On Thursday, the City Council voted to give the Speaker Adrienne Adams the authorization to take legal action against Mayor Adams and his administration in relation to the city’s voucher assistance program, known as CityFHEPS.

“The I’s have it,” Democrat Councilmember Amanda Farías said after the vote.

What You Need To Know

  • The City Council has given Speaker Adrienne Adams the authority to take legal action against the Adams administration over the CityFHEPS program

  • The City Council passed a law making critical changes to the program last year including expanding vouchers to New Yorkers facing eviction

  • Mayor Eric Adams' administration contends the changes are too costly to implement and increases competition for housing

  • The changes went into effect last month. The council speaker sent a letter in late January threatening a lawsuit if the changes weren't implemented by Feb. 7

The City Council last year passed bills aimed at expanding the CityFHEPS program that helps homeless New Yorkers access apartments.

As part of the changes, the City Council expanded access to the vouchers to also include New Yorkers facing eviction.

The bills became effective last month, but the administration has yet to implement them.

“It is our responsibility to get to compliance just like you need to comply with the law, I have to comply with the law, the administration has to comply with the law as well,” Speaker Adams said ahead of the vote.

The City Council argues the bills are necessary for helping struggling New Yorkers at a time when the shelter population has ballooned amid an influx of migrants.

“I promised New Yorkers we were going to do something revolutionary. We were going to start helping New Yorkers before their lives fell apart. Nearly a year later, that promise has not been realized,” Democrat Councilman Shaun Abreu said, who himself struggled with housing as a child.

“This [City] Council cares very deeply not just about building new affordable housing but allowing people to remain in their homes,” Democrat Councilman Eric Dinowitz said on Thursday.

Democrat Councilwoman Diana Ayala, who chairs the committee that pushed the bills forward, said Thursday’s vote could have been avoided had the administration been willing to negotiate.

“We could’ve come up with some kind of guiding principle that allowed us to get to a certain place where everyone was comfortable, but that was not on the table. It’s never been on the table. There’s never been any interest in the bills and so here we are,” Ayala said.

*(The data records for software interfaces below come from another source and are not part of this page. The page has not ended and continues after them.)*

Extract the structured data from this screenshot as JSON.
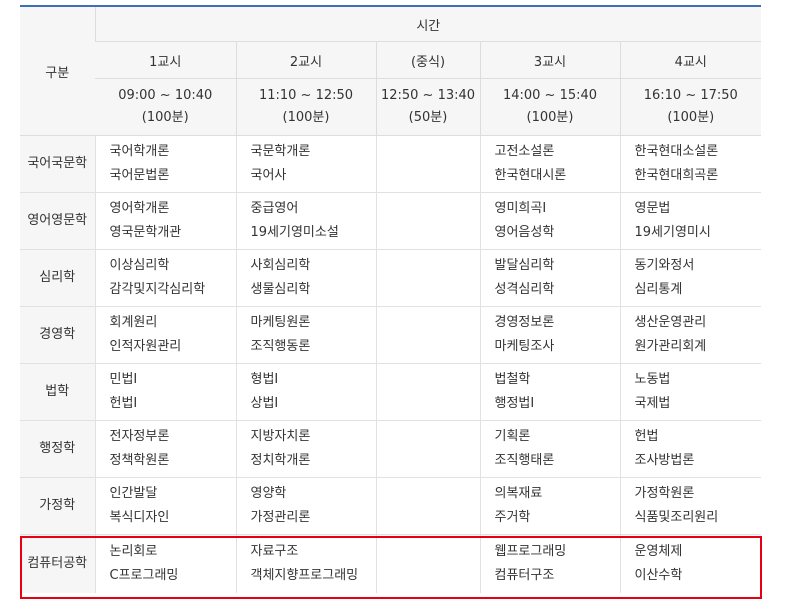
{
  "header": {
    "category": "구분",
    "time": "시간",
    "periods": [
      {
        "name": "1교시",
        "time": "09:00 ~ 10:40",
        "duration": "(100분)"
      },
      {
        "name": "2교시",
        "time": "11:10 ~ 12:50",
        "duration": "(100분)"
      },
      {
        "name": "(중식)",
        "time": "12:50 ~ 13:40",
        "duration": "(50분)"
      },
      {
        "name": "3교시",
        "time": "14:00 ~ 15:40",
        "duration": "(100분)"
      },
      {
        "name": "4교시",
        "time": "16:10 ~ 17:50",
        "duration": "(100분)"
      }
    ]
  },
  "rows": [
    {
      "dept": "국어국문학",
      "p1": [
        "국어학개론",
        "국어문법론"
      ],
      "p2": [
        "국문학개론",
        "국어사"
      ],
      "p3": [
        "고전소설론",
        "한국현대시론"
      ],
      "p4": [
        "한국현대소설론",
        "한국현대희곡론"
      ]
    },
    {
      "dept": "영어영문학",
      "p1": [
        "영어학개론",
        "영국문학개관"
      ],
      "p2": [
        "중급영어",
        "19세기영미소설"
      ],
      "p3": [
        "영미희곡Ⅰ",
        "영어음성학"
      ],
      "p4": [
        "영문법",
        "19세기영미시"
      ]
    },
    {
      "dept": "심리학",
      "p1": [
        "이상심리학",
        "감각및지각심리학"
      ],
      "p2": [
        "사회심리학",
        "생물심리학"
      ],
      "p3": [
        "발달심리학",
        "성격심리학"
      ],
      "p4": [
        "동기와정서",
        "심리통계"
      ]
    },
    {
      "dept": "경영학",
      "p1": [
        "회계원리",
        "인적자원관리"
      ],
      "p2": [
        "마케팅원론",
        "조직행동론"
      ],
      "p3": [
        "경영정보론",
        "마케팅조사"
      ],
      "p4": [
        "생산운영관리",
        "원가관리회계"
      ]
    },
    {
      "dept": "법학",
      "p1": [
        "민법Ⅰ",
        "헌법Ⅰ"
      ],
      "p2": [
        "형법Ⅰ",
        "상법Ⅰ"
      ],
      "p3": [
        "법철학",
        "행정법Ⅰ"
      ],
      "p4": [
        "노동법",
        "국제법"
      ]
    },
    {
      "dept": "행정학",
      "p1": [
        "전자정부론",
        "정책학원론"
      ],
      "p2": [
        "지방자치론",
        "정치학개론"
      ],
      "p3": [
        "기획론",
        "조직행태론"
      ],
      "p4": [
        "헌법",
        "조사방법론"
      ]
    },
    {
      "dept": "가정학",
      "p1": [
        "인간발달",
        "복식디자인"
      ],
      "p2": [
        "영양학",
        "가정관리론"
      ],
      "p3": [
        "의복재료",
        "주거학"
      ],
      "p4": [
        "가정학원론",
        "식품및조리원리"
      ]
    },
    {
      "dept": "컴퓨터공학",
      "p1": [
        "논리회로",
        "C프로그래밍"
      ],
      "p2": [
        "자료구조",
        "객체지향프로그래밍"
      ],
      "p3": [
        "웹프로그래밍",
        "컴퓨터구조"
      ],
      "p4": [
        "운영체제",
        "이산수학"
      ]
    }
  ],
  "colors": {
    "accent": "#3e6fb8",
    "highlight": "#e60012",
    "header_bg": "#f6f6f6"
  }
}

However, Mayor Adams’ office says the changes are too costly and will increase competition for housing.

City officials said the administration has already made significant changes to the voucher program to make it more accessible.

“A big one is that we eliminated the 90-day rule, where people needed to be in shelter for 90 days before they were eligible. Another really important change is that we have standardized and for families with children have reduced work requirements,” Department of Social Services Commissioner Molly Park said at a separate and unrelated press conference.

The move by the City Council came the same day Mayor Adams announced a new housing initiative for voucher holders.

“We are financing non-for-profits to either lease or acquire buildings that they can then turn into affordable housing for families and individuals in the DHS system,” Park said. “I’ve got more than 10,000 households in the shelter system who have a voucher who are searching for housing. So what we have is a housing supply problem in New York City.”

The new housing initiative aims to create 1,500 new units of housing of which the city intends to fast-track 1,000 units.